“We are starting to not recognize our own country,” she said. “And that’s an understatement.”

Hadas traveled from Ganei Tikva. “We don’t like what’s happening here,” she said.

“I don’t know if [protesting] will make a difference. But if we don’t do something then for sure nothing will change,” she added.

Saturday’s rallies were being backed by top groups that led protests against Netanyahu in 2020: Ein Matzav (No Way), Crime Minister and the Black Flags. They have also been endorsed by other organizations, including the Association for LGBTQ Equality in Israel, the Movement for Quality Government and the Kibbutz Movement.

 

 

“Bougie, wake up, the house is burning,” the demonstrators chanted, referring to the president by his nickname.“Bougie, Bougie, wake up, the public is worth more.”

Israelis protest against Benjamin Netanyahu’s government, outside the President’s Residence in Jerusalem, on January 14, 2023. (Jessica Steinberg/Times of Israel)

Ahead of the rallies, ex-police chief Moshe Karadi said law enforcement had information that right-wing activists intended to plant agitators at the protests.

“Elements from the other side sometimes plant rioters in demonstrations for the sake of provocation and there is information on this matter in this demonstration as well,” Kan news cited Karadi as saying at a conference in Beersheba.

He downplayed concerns of potential unrest among the demonstrators, saying it was “fake news from certain elements.”

On Friday, National Unity party leader Benny Gantz had urged Israelis from across the political spectrum to attend the Tel Aviv demonstration.

“I call on the entire Israeli public, from left to right, to come to protest for safeguarding Israeli democracy. Making your voice heard at this time is a civic duty of the highest importance and not ‘civil disobedience’ as those trying to suppress the demonstration claim,” said Gantz, who previously served as defense minister and IDF chief.

Netanyahu, meanwhile, brushed off criticism of the proposed judicial changes a day after Supreme Court Chief Justice Esther Hayut warned their enactment would deal a “fatal blow” to the country’s democratic character.

Thousands of people protest against the Israeli government at Habima Square in Tel Aviv, on January 14, 2023. (Yonatan Sindel/Flash90)

“We discussed this before the elections and we received a clear mandate from the public for this,” Netanyahu asserted in a Friday video. “I suggest everyone calm down and enter into a substantive discussion.”

“When they say that the smallest reform is the destruction of democracy, this is not only a false claim, it also does not allow for the possibility to reach understandings… through substantive dialogue in the Knesset,” Netanyahu added.

Critics of the plans, which include top current and former judicial and legal officials as well as Netanyahu’s political rivals, say Levin’s reforms would put basic civil and minority rights at risk by severely limiting the top court’s authority to strike down laws and government decisions.
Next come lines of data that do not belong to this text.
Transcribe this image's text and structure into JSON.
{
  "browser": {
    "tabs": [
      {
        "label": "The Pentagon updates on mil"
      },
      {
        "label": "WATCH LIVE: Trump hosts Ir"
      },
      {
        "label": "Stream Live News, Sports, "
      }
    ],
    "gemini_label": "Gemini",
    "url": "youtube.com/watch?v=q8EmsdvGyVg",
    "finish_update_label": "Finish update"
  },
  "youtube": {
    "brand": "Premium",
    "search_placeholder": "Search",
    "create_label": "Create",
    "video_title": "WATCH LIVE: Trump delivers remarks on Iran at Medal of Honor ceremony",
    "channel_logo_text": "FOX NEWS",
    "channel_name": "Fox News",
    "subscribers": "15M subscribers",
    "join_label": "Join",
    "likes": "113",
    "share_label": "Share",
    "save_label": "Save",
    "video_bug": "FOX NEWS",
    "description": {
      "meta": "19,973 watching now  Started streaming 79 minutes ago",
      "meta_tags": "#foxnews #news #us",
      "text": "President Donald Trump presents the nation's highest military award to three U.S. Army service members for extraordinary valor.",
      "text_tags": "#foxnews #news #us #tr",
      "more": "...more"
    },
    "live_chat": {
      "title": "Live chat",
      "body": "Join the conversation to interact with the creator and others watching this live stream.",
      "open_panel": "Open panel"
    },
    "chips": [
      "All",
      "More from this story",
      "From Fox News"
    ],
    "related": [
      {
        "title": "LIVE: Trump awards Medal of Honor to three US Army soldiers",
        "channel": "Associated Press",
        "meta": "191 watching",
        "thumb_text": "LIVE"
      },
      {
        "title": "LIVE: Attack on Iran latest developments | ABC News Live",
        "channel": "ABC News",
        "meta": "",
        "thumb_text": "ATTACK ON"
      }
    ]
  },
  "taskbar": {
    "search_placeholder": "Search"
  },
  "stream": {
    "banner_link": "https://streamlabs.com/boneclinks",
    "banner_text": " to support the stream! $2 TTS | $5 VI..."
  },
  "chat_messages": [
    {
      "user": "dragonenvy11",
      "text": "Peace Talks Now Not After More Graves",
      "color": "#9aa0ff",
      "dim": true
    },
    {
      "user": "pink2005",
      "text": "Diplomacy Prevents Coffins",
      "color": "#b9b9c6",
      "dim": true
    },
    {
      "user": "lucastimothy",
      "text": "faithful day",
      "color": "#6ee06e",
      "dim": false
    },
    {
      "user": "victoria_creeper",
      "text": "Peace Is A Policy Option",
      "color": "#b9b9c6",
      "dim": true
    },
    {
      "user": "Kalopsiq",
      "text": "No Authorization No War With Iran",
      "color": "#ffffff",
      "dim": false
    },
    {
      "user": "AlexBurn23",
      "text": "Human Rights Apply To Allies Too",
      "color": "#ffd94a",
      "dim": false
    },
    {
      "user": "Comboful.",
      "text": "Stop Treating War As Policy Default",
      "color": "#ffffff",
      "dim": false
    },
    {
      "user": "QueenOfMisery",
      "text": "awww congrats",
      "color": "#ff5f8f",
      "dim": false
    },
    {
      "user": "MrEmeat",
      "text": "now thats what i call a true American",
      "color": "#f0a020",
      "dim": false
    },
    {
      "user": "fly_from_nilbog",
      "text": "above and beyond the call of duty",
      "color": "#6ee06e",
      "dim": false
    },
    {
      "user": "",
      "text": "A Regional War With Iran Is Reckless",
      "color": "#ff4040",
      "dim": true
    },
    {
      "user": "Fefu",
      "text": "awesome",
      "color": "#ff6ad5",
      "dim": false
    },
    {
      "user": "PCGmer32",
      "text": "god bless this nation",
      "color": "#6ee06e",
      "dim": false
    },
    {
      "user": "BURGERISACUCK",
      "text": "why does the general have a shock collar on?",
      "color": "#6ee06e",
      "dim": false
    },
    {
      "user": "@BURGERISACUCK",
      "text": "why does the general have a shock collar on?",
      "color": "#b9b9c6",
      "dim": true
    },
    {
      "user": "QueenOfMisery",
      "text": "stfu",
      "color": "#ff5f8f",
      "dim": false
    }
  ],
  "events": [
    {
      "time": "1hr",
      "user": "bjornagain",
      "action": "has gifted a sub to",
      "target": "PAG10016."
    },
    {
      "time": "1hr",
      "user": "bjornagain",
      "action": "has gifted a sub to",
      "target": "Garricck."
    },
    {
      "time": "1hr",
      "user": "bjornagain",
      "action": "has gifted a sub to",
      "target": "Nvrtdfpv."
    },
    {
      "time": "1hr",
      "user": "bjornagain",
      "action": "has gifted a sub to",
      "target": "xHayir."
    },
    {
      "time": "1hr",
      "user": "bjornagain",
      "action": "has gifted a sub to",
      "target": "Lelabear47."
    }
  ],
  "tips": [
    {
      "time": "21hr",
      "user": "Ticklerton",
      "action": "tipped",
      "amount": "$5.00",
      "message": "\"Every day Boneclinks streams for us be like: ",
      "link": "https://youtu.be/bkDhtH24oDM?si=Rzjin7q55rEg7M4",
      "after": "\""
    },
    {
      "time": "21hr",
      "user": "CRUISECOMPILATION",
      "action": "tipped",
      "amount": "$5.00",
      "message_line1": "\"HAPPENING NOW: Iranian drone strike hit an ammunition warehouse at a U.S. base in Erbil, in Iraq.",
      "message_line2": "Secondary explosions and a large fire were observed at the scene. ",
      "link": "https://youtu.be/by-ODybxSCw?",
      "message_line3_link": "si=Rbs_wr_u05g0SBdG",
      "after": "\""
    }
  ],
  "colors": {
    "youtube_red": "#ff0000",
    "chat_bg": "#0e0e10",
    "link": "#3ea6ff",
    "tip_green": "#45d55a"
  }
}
Proponents of the changes argue that the courts have assumed excessive powers and issued rulings that defy the will of the voters.

Along with Gantz, a number of other politicians were expected to attend the demonstration in Tel Aviv. Opposition leader Yair Lapid said Thursday that he would not join the protest after being told that he and Gantz would not be allowed to address the crowd.

Tel Aviv Mayor Ron Huldai said Friday that he would be in attendance and called on anyone “who cares about the State of Israel and its democratic character” to be there.

“If there is a water cannon, I will stand in front of it,” Huldai told Channel 12 news, amid calls by National Security Minister Itamar Ben Gvir for police to take a harder line against protesters. “To protest is a cornerstone of democracy,” the mayor added.

According to Kan and the Ynet news site, police have barred protesters from marching or blocking roads as conditions for authorizing the rally in Tel Aviv. Several marches were held during last week’s protest, during which some demonstrators also briefly blocked a major highway.

Channel 12 news reported that some protesters were planning to march toward the Azrieli shopping center despite the police ban, and to block roads — which could lead to conflict with officers.

Leave A Reply

Your email address will not be published.